_REQUIREMENT_
Report how many lines below contain the word "color". Give only the number.

_GIVEN DATA_

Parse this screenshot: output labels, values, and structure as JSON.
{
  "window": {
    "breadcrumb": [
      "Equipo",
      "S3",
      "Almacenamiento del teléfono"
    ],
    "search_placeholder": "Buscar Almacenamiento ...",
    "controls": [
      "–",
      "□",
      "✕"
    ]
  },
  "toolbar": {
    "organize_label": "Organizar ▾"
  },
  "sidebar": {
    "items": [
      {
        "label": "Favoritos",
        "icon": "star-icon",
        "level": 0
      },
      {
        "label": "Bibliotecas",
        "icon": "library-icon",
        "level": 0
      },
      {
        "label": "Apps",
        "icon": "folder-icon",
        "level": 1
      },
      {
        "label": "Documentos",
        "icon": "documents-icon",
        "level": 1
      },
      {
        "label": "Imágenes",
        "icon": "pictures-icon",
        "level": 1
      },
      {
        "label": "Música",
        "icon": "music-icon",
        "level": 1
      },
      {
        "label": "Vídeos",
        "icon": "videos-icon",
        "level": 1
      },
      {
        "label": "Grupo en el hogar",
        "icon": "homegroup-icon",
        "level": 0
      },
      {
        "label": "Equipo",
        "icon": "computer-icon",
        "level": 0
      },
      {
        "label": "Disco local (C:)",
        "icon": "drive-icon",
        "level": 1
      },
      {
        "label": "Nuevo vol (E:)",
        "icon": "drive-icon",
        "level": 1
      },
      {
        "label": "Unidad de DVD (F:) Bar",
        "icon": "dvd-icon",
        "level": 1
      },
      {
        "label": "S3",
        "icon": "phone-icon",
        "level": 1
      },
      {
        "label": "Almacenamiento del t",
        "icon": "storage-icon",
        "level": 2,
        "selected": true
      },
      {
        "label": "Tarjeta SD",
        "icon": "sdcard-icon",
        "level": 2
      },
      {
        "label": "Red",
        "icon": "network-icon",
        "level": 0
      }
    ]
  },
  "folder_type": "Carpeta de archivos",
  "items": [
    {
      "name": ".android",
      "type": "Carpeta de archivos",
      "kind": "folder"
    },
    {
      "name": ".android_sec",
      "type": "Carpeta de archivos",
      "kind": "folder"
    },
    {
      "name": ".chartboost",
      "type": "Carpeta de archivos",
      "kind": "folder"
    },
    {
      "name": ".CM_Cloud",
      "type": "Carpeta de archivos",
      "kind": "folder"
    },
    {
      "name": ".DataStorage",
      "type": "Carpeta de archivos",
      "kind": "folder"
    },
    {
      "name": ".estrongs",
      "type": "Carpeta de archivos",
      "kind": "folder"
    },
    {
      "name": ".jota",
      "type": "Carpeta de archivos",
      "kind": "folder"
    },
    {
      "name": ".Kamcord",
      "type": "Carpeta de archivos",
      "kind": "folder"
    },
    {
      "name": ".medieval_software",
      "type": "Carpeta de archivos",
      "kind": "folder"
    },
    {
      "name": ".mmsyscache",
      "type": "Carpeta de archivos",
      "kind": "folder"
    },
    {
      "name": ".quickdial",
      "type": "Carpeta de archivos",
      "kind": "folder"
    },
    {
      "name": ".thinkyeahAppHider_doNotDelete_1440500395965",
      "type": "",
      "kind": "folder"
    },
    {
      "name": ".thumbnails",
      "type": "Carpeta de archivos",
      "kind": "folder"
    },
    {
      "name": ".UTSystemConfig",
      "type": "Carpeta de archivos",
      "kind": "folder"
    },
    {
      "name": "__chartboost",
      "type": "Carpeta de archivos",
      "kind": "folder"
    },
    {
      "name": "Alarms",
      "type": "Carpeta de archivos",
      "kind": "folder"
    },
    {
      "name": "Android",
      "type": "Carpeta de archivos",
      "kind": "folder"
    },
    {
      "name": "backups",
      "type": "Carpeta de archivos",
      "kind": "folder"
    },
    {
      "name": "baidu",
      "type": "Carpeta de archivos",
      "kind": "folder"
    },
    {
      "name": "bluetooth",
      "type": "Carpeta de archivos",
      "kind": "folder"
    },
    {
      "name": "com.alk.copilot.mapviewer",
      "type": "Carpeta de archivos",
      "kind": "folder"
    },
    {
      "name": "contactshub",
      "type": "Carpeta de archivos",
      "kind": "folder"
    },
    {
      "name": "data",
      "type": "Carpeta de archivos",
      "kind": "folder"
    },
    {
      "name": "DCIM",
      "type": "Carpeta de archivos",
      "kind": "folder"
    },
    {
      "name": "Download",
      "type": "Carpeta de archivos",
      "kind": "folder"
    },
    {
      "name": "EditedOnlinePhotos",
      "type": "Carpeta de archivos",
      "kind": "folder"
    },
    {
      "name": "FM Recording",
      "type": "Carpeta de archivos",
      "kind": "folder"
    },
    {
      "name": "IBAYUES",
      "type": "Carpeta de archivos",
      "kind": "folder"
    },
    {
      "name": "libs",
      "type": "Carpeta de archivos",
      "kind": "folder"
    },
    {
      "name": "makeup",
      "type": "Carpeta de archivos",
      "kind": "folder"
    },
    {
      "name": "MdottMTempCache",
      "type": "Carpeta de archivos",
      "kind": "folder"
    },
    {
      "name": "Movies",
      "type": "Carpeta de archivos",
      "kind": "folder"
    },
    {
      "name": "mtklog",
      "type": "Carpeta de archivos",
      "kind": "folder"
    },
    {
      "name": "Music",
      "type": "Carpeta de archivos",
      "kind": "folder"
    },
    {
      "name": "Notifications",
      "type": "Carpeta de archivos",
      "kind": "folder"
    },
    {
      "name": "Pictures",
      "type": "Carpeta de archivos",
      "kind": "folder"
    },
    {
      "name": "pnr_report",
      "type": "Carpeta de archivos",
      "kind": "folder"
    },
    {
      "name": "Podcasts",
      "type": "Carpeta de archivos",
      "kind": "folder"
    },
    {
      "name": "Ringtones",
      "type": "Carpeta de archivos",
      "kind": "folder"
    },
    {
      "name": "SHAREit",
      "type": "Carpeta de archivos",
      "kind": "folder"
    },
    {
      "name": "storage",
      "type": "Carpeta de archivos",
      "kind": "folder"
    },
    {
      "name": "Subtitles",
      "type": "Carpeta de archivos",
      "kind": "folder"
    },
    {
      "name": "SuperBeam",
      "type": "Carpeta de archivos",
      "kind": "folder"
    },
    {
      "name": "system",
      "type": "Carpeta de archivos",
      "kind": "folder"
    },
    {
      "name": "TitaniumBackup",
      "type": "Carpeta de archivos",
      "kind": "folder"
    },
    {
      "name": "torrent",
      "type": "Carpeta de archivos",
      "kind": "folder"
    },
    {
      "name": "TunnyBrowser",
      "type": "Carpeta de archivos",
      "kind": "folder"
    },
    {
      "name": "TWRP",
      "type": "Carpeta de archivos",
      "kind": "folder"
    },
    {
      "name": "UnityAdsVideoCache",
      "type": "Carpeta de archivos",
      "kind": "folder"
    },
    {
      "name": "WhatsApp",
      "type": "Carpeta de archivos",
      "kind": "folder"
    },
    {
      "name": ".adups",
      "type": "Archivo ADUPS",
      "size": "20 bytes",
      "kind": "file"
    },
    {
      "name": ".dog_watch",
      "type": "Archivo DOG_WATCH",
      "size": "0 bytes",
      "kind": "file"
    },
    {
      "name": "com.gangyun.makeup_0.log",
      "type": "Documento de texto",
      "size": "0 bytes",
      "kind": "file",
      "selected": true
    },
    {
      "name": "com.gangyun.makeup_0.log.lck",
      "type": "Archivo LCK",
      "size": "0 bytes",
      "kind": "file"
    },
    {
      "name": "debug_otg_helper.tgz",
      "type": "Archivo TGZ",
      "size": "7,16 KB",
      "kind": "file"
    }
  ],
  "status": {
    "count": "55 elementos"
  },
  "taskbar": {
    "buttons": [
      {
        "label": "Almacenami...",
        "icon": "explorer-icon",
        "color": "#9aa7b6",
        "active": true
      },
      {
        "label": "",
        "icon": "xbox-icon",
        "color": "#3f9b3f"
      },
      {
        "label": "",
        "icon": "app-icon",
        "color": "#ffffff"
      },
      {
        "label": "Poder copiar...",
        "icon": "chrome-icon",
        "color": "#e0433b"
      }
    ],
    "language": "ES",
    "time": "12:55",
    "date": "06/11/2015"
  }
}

_ANSWER SECTION_
4